Last weekfor all devices running iOS 3.0 or later, allowing iPhone, iPad, and iPod touch users to circumvent the payment process and essentially steal in-app content. Apple today . While Cupertino was distracted, Borodin came in and pulled off the same scheme on the Mac.
That's right. Borodin's new hack allows Mac users to circumvent the payment process and essentially steal in-app content, just like his previous one did for iOS. The new "In-Appstore for OS X" service uses a similar method to fake transactions made to Apple's servers, according to "Getting started to receive your in-app for free on OS X."
To use this "trick" yourself, you need to perform the following steps (for the record, I do not recommend doing this, especially given that you have to hand over your login credentials, and I do not condone it either, as it is stealing):
- Install CA certificate and in-appstore.com certificate
- Change DNS record in Wi-Fi settings
- Running Grim Receiper application (to save your original AppStore receipts)
Until Apple stepped in, iOS developers had no way of protecting their apps, and this looks to be the same situation for Mac app developers. Using store receiptsas Borodin's service simply needed a single donated receipt, which it could then use to authenticate anyone's purchase requests. His circumvention technique relies on installing certificates (for a fake in-app purchase server and a custom DNS server), changing DNS settings to allow the authentication of "purchases," and finally emulating the receipt verification server.
The only difference this time around (apart from the different store), is that Borodin has developed an app called "Grim Receiper." It must be run on the local machine, and as far as I can tell its main purpose is to collect receipts for reuse. "That's the tool to keep your original receipts in safe place (locally, of course) during you are using in-appstore.com," says Borodin.
Affected iOS apps treated Borodin's server as an official communication because of how Apple authenticates a purchase. The same thing goes for Mac apps. The problem is that Apple does not tie a given purchase directly to a customer or device, meaning a single purchased receipt can be used again and again.
It's not yet clear if Cupertino is transmitting its customers' Apple IDs and passwords in clear text just like it was for iOS (Apple assumed it would only ever be communicating with its own server). If so, whoever operates in-appstore.com could easily be gathering everyone's iTunes login credentials (as well as unique device-identifying data) in the same type of man-in-the-middle attack that was used for iOS.
When, the company managed to disable his PayPal account. Borodin started taking donations via BitCoin, and for this Mac app hack he's doing the same: "Help the project by bitcoin 15GCBL7gHbf2p8bapozSrZhNaXdrKUWRFF. Thanks."

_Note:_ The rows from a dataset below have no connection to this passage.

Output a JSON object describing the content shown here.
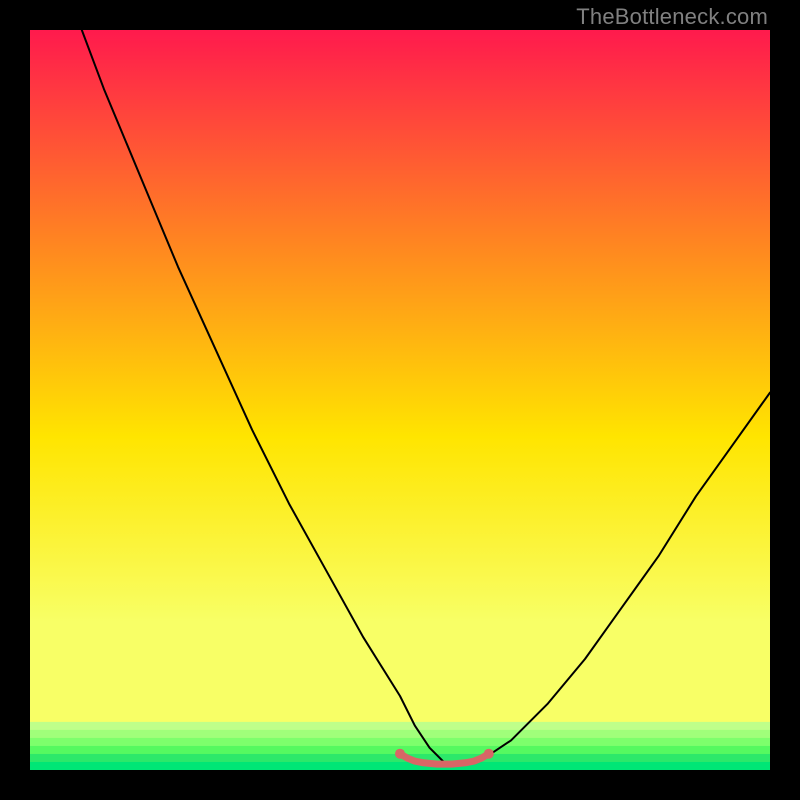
{
  "watermark": "TheBottleneck.com",
  "chart_data": {
    "type": "line",
    "title": "",
    "xlabel": "",
    "ylabel": "",
    "xlim": [
      0,
      100
    ],
    "ylim": [
      0,
      100
    ],
    "grid": false,
    "legend": false,
    "gradient_colors": {
      "top": "#ff1a4d",
      "upper_mid": "#ff8a1f",
      "mid": "#ffe500",
      "lower_mid": "#f8ff66",
      "bottom": "#00e676"
    },
    "series": [
      {
        "name": "bottleneck-curve",
        "color": "#000000",
        "stroke_width": 2,
        "x": [
          7,
          10,
          15,
          20,
          25,
          30,
          35,
          40,
          45,
          50,
          52,
          54,
          56,
          58,
          60,
          62,
          65,
          70,
          75,
          80,
          85,
          90,
          95,
          100
        ],
        "values": [
          100,
          92,
          80,
          68,
          57,
          46,
          36,
          27,
          18,
          10,
          6,
          3,
          1,
          1,
          1,
          2,
          4,
          9,
          15,
          22,
          29,
          37,
          44,
          51
        ]
      },
      {
        "name": "valley-marker",
        "color": "#d86666",
        "stroke_width": 7,
        "x": [
          50,
          51,
          52,
          53,
          54,
          55,
          56,
          57,
          58,
          59,
          60,
          61,
          62
        ],
        "values": [
          2.2,
          1.6,
          1.2,
          1.0,
          0.9,
          0.8,
          0.8,
          0.8,
          0.9,
          1.0,
          1.2,
          1.6,
          2.2
        ]
      }
    ],
    "markers": [
      {
        "x": 50,
        "y": 2.2,
        "color": "#d86666",
        "r": 5
      },
      {
        "x": 62,
        "y": 2.2,
        "color": "#d86666",
        "r": 5
      }
    ],
    "bottom_band": {
      "from_y": 0,
      "to_y": 6.5,
      "stripe_colors": [
        "#bfff8a",
        "#a0ff7a",
        "#7dff6c",
        "#55f960",
        "#2ce86a",
        "#00e676"
      ]
    }
  }
}
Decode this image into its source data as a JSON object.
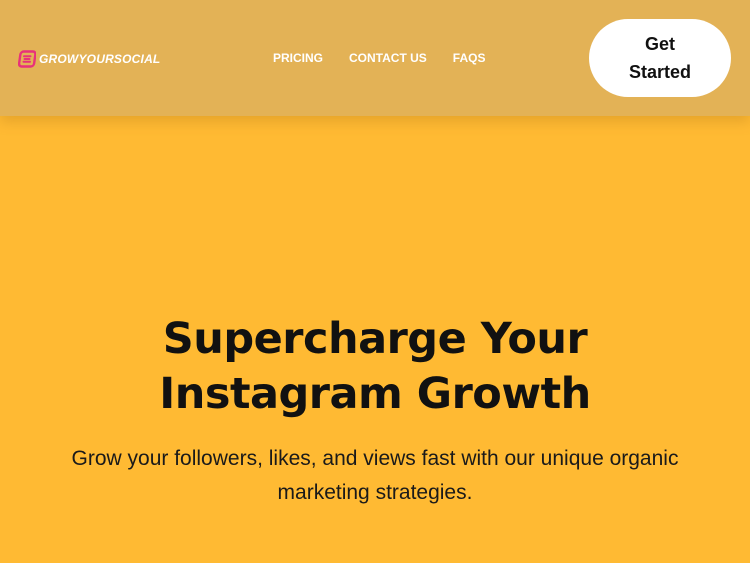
{
  "header": {
    "logo_text": "GROWYOURSOCIAL",
    "nav": [
      {
        "label": "PRICING"
      },
      {
        "label": "CONTACT US"
      },
      {
        "label": "FAQS"
      }
    ],
    "cta_label": "Get Started"
  },
  "hero": {
    "title": "Supercharge Your Instagram Growth",
    "subtitle": "Grow your followers, likes, and views fast with our unique organic marketing strategies."
  },
  "colors": {
    "background": "#FFBA33",
    "header_background": "#E3B256",
    "logo_accent": "#E8317A",
    "cta_background": "#FFFFFF",
    "text_dark": "#111111"
  },
  "icons": {
    "logo_mark": "growyoursocial-logo-icon"
  }
}
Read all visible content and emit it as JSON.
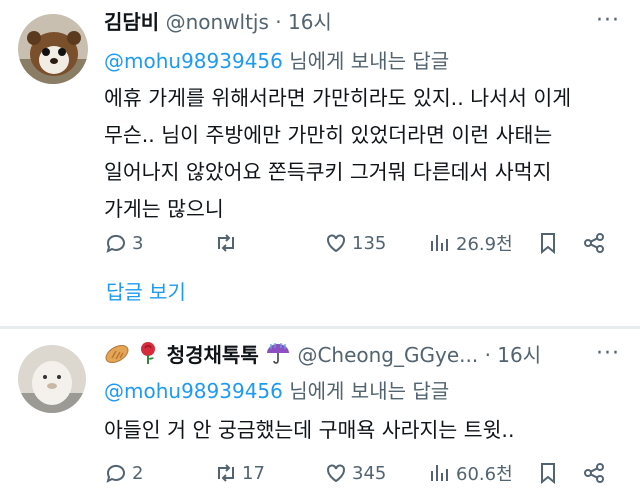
{
  "tweet1": {
    "display_name": "김담비",
    "handle": "@nonwltjs",
    "separator": "·",
    "time": "16시",
    "more_label": "···",
    "reply_mention": "@mohu98939456",
    "reply_suffix": " 님에게 보내는 답글",
    "text_lines": [
      "에휴 가게를 위해서라면 가만히라도 있지.. 나서서 이게",
      "무슨.. 님이 주방에만 가만히 있었더라면 이런 사태는",
      "일어나지 않았어요 쫀득쿠키 그거뭐 다른데서 사먹지",
      "가게는 많으니"
    ],
    "replies": "3",
    "retweets": "",
    "likes": "135",
    "views": "26.9천",
    "show_replies": "답글 보기"
  },
  "tweet2": {
    "display_name": "청경채톡톡",
    "handle": "@Cheong_GGye...",
    "separator": "·",
    "time": "16시",
    "more_label": "···",
    "reply_mention": "@mohu98939456",
    "reply_suffix": " 님에게 보내는 답글",
    "text_lines": [
      "아들인 거 안 궁금했는데 구매욕 사라지는 트윗.."
    ],
    "replies": "2",
    "retweets": "17",
    "likes": "345",
    "views": "60.6천"
  },
  "colors": {
    "accent": "#1d9bf0",
    "secondary_text": "#536471",
    "primary_text": "#0f1419",
    "divider": "#e7ecef"
  },
  "icons": [
    "reply-icon",
    "retweet-icon",
    "like-icon",
    "views-icon",
    "bookmark-icon",
    "share-icon",
    "more-icon",
    "bread-emoji",
    "rose-emoji",
    "umbrella-emoji"
  ]
}
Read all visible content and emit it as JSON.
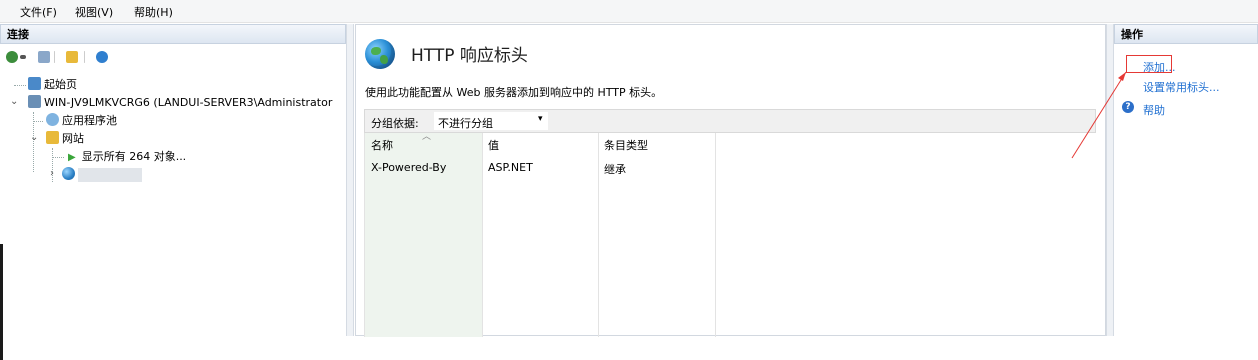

The good news this time around, as The Next Web notes, is that in-app purchasing is much more common in iOS apps than it is in Mac apps. Still, hopefully Apple fixes this issue more quickly on the Mac than on iOS. Given that the upcoming is set to be released later this month, Apple could potentially offer a fix for this issue very quickly. Just like on iOS though, developers will have to be given some guidance so they can change the code on their end.